sub pick3 { my $set = shift; my $j = int rand(@$set); my $k = int rand(@$set - 1); $k += ($k >= $j); return [ @{$set}[$j, $k] ]; }

Say, `@$set` has 6 elements. The first invocation of rand picks an index out of {0, 1, 2, 3, 4, 5, 6} and the second invocation picks one from {0, 1, 2, 3, 4, 5}. Say the first index picked was 2. Then, the correct set out of which to pick the second index would be {0, 1, 3, 4, 5, 6}. The line:

$k += ($k >= $j);

takes care of this mapping.

Of course, for serious work, you should use something like Math::Random::MT rather than whatever `rand`

your runtime gives you.

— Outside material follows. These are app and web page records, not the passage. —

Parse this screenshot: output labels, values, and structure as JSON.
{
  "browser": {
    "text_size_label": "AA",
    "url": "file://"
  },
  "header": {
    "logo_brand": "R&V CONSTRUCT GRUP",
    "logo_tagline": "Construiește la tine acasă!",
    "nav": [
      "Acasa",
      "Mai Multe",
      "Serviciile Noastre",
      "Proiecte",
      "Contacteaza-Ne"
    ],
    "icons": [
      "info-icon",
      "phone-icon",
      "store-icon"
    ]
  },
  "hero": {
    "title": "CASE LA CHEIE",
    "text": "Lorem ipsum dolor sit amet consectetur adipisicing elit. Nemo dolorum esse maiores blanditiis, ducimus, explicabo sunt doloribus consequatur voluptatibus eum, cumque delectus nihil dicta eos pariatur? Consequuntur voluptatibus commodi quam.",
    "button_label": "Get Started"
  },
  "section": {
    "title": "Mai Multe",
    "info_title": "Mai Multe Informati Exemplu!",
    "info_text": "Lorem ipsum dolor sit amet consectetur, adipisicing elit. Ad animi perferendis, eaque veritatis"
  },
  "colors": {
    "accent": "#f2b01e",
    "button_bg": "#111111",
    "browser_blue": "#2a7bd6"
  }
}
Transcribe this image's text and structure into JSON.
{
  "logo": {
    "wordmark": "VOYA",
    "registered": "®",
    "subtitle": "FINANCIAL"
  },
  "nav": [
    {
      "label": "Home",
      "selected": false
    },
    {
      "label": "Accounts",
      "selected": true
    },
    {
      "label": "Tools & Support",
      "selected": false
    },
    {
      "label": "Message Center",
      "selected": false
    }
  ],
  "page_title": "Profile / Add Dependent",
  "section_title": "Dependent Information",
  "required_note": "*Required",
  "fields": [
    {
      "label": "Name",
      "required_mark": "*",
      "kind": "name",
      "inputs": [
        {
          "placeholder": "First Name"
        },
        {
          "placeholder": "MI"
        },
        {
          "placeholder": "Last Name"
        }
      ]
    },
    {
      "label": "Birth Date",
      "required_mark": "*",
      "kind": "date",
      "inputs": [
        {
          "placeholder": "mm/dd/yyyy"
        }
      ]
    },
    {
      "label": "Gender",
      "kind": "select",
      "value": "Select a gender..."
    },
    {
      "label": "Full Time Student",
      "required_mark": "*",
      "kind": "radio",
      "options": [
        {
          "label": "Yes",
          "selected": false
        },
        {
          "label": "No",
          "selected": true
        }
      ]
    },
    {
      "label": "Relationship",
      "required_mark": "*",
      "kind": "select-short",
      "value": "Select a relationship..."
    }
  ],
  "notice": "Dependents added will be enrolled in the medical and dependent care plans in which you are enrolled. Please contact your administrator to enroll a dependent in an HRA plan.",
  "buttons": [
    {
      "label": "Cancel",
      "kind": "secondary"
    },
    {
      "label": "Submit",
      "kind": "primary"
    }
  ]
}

For pick3, is it the case that resulting $k is uniformly distributed over all non-$j?

ReplyDeleteWould it be better to repeat $k randomization until there's no collision with $j, such as:

do {

$k = int rand(@$set - 1)

} until ($j != $k);

@Shaun Griffith: If you are going to do that, then the second pick should also be

Delete$k = int rand(@$set)and then you reject$kif it was picked before.Your suggestion is fine if the PRNG is IID. However, that does sample the PRNG more and it would generate a different sequence than my

pick3.What I am doing is a relabeling

ex post facto. After I pick$jout of the sequence J =0…$n, I pick$kout of the sequence K =0…$n - 1. If my PRNG is uniform, I have an equal probability of picking one of those numbers.But, I really wanted to pick

$kout of the sequence M =0…$j - 1,$j + 1, …$n. Relabeling every$k ≥ $jas$k + 1provides a one-to-one and onto mapping from$Kto$M. This relabeling does not affect probabilities. If every element of$Khas1/($n-1)probability of being picked, so does every member of$M.Hope that makes sense.

cute

ReplyDeletecf Perl 6:

ReplyDeletesay <Cat Dog Fox Horse Goose Unicorn>.pick(2);

Doc: http://doc.perl6.org/search#pick

Spec: http://perlcabal.org/syn/S32/Containers.html#List (scroll to 'pick')

Implemented by Pugs, Niecza, and Rakudo compilers (and maybe others).